Clarity & Simplicity
I’ve gotten interested recently in how people and businesses communicate ideas, in the contexts of work, project management, product marketing, education, et cetera. Late in 2012 I read a book called Made To Stick, a study on what constitutes sticky, viral ideas. While the book is about the communication of ideas in a marketing context, it struck a nerve and got me thinking about how we communicate in general, whether as individuals or companies.
The book postulates that “sticky” ideas have six core properties: they’re simple, unexpected, concrete, credible, emotional, and they tell a story. There are dozens of great examples of ideas that have lasted for decades or centuries, things like urban legends, proverbs, and countless meme-like advertising campaigns. The book makes a very compelling case, replete with examples to demonstrate the point. But what I’m interested in more than viral nature of ideas is what makes some interpersonal communication so effective, and some so ineffective. Much of theory in the book is relevant to everyday communication, too, not just marketing. I think bad communicators struggle mostly with clarity and simplicity.
I recently watched a talk given by Supreme Court Justice Clarence Thomas at Harvard, and he nails what it means to communicate clearly, in his case when publishing opinions of the court (around 58:30).
The entire talk is fascinating, but this part stands out — on editing for clarity:
“The genius is not to write a five cent idea in a ten dollar sentence, it’s to put a ten dollar idea into a five cent sentence. That’s beauty, that’s editing, that’s writing. The editing we do is for clarity and simplicity, without losing meaning and content. And without adding things. You don’t see a lot of double entendres, you don’t see wordplays or cuteness in the opinions. We’re not there to win a literary award, we’re there to write opinions that some busy person, or someone at their kitchen table can read and say ‘I don’t agree with a word he said, but I understand what he said.’”
Care and attention like this is missing from a lot of communication. It’s sometimes difficult to understand who the audience is for a piece of information—employee, customer, boss, citizen, spouse—and to tailor the message so that it connects with them in a way that’s comprehensible. If the message we want to convey is important enough that we want it to sink in (when is it not?), it takes more care and mindfulness to hone it to its fundamentals.
One of the stories in Made to Stick involves the idea of the “Curse of Knowledge” as a contributor to these common disconnects between communicator and audience, meaning the conveyor of information (whether it’s your boss, your client, or the Supreme Court) holds a body of knowledge about a subject that the recipient does not.

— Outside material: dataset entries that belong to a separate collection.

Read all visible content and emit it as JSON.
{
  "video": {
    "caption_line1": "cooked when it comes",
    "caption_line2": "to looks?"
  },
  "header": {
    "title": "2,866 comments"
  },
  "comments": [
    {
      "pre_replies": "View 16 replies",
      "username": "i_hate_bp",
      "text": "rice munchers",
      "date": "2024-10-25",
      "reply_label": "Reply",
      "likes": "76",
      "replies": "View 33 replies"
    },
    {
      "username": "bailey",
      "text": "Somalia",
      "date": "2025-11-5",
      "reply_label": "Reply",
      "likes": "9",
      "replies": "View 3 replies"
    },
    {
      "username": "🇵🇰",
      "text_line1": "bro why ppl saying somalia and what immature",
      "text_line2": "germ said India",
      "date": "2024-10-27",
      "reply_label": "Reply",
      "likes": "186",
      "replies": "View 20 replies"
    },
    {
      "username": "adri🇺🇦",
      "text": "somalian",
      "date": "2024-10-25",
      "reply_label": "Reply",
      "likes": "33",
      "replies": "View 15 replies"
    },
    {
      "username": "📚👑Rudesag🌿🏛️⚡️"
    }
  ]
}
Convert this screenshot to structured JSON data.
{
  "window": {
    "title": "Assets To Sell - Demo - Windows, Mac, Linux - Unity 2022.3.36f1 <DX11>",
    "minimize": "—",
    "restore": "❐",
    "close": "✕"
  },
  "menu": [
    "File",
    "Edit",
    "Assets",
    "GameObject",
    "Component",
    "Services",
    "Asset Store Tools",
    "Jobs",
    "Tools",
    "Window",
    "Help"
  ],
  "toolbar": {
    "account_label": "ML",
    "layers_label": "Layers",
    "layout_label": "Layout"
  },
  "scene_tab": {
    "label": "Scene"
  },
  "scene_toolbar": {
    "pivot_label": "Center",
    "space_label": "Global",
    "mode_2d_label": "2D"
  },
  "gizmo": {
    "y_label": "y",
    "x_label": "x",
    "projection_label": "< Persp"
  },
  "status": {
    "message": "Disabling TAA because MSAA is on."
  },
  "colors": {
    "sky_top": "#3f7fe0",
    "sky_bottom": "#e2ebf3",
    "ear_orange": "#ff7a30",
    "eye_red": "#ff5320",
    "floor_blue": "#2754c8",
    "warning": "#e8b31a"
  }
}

Think of times when company leaders talk about bottom lines, synergies, or corporate strategy—terms with completely ambiguous meanings to a regular employee. If we remove the layers of abstraction and insert common everyday language, it might not sound as pretty, but people certainly get the point.
Take the book’s example of JFK’s 1961 address to congress in which he made his famous call to put a man on the moon:
“But why, some say, the moon? Why choose this as our goal? And they may well ask why climb the highest mountain? … We choose to go to the moon in this decade and do the other things, not because they are easy, but because they are hard.”
Few words, but tons of concreteness. There’s no confusion about his intent. “We’re going to the moon, and here’s the deadline.” The author provides a contrasting example of how an American big business CEO would probably put it:
“Our mission is to become the international leader in the space industry through maximum team-centered innovation and strategically targeted aerospace initiatives.”
That’s absolutely something you would see on a Fortune 500 company website. There’s far too much of this abstractness in the working environment today, and I think it hurts young people coming into the workforce. It creates poor writing and lures people into wordsmithing only to maximize the buzzword count.
A quality I admire in people is an ability to be articulate, to clearly express a point or intent in few words, and to get to the point quickly. It’s frustrating to have someone tell you something, or ask a question, to then find out they haven’t thought through the point. The burden is then on the audience to figure out the intent, and then to respond. The notion of Commander’s Intent can be helpful in understanding the value of clarity and articulation. In order for the listener to take your information and respond appropriately, goals, purpose, and a clear picture of what the successful “end state” looks like are critical to clear understanding.
I highly recommend Made to Stick to anyone interested in improving messaging, particularly in the context of products or business. It certainly helped me to get outside of my own head and think about copywriting and messaging around products with a more objective viewpoint.